Try it
Copy the records below in full, keeping each word as it is but omitting the pictures.

····················

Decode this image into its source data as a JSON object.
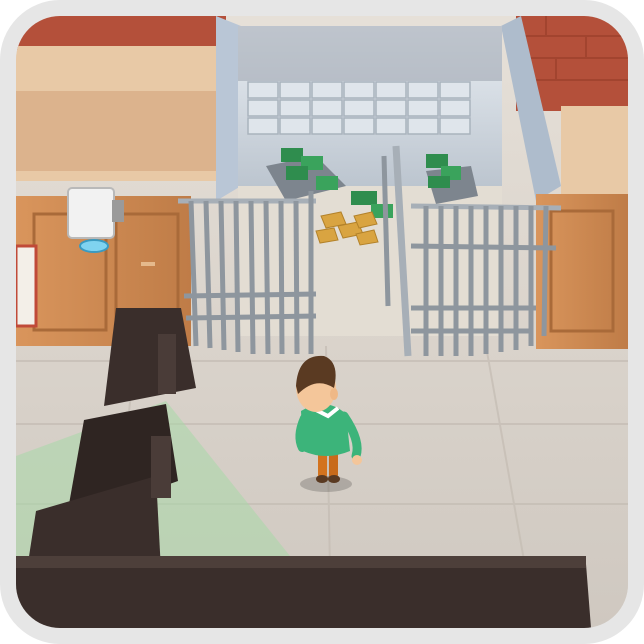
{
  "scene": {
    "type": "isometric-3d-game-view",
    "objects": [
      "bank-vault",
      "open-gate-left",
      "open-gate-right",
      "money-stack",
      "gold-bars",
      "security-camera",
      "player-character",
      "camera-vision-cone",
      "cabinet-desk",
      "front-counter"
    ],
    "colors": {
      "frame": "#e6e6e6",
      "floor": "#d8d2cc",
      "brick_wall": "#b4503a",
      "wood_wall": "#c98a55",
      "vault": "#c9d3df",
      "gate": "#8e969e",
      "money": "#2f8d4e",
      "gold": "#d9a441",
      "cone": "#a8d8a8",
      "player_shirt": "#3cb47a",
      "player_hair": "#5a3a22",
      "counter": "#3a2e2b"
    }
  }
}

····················

Solution for this exercise
Decode this image into its source data as a JSON object.
{
  "scene": {
    "type": "isometric-3d-game-view",
    "objects": [
      "bank-vault",
      "open-gate-left",
      "open-gate-right",
      "money-stack",
      "gold-bars",
      "security-camera",
      "player-character",
      "camera-vision-cone",
      "cabinet-desk",
      "front-counter"
    ],
    "colors": {
      "frame": "#e6e6e6",
      "floor": "#d8d2cc",
      "brick_wall": "#b4503a",
      "wood_wall": "#c98a55",
      "vault": "#c9d3df",
      "gate": "#8e969e",
      "money": "#2f8d4e",
      "gold": "#d9a441",
      "cone": "#a8d8a8",
      "player_shirt": "#3cb47a",
      "player_hair": "#5a3a22",
      "counter": "#3a2e2b"
    }
  }
}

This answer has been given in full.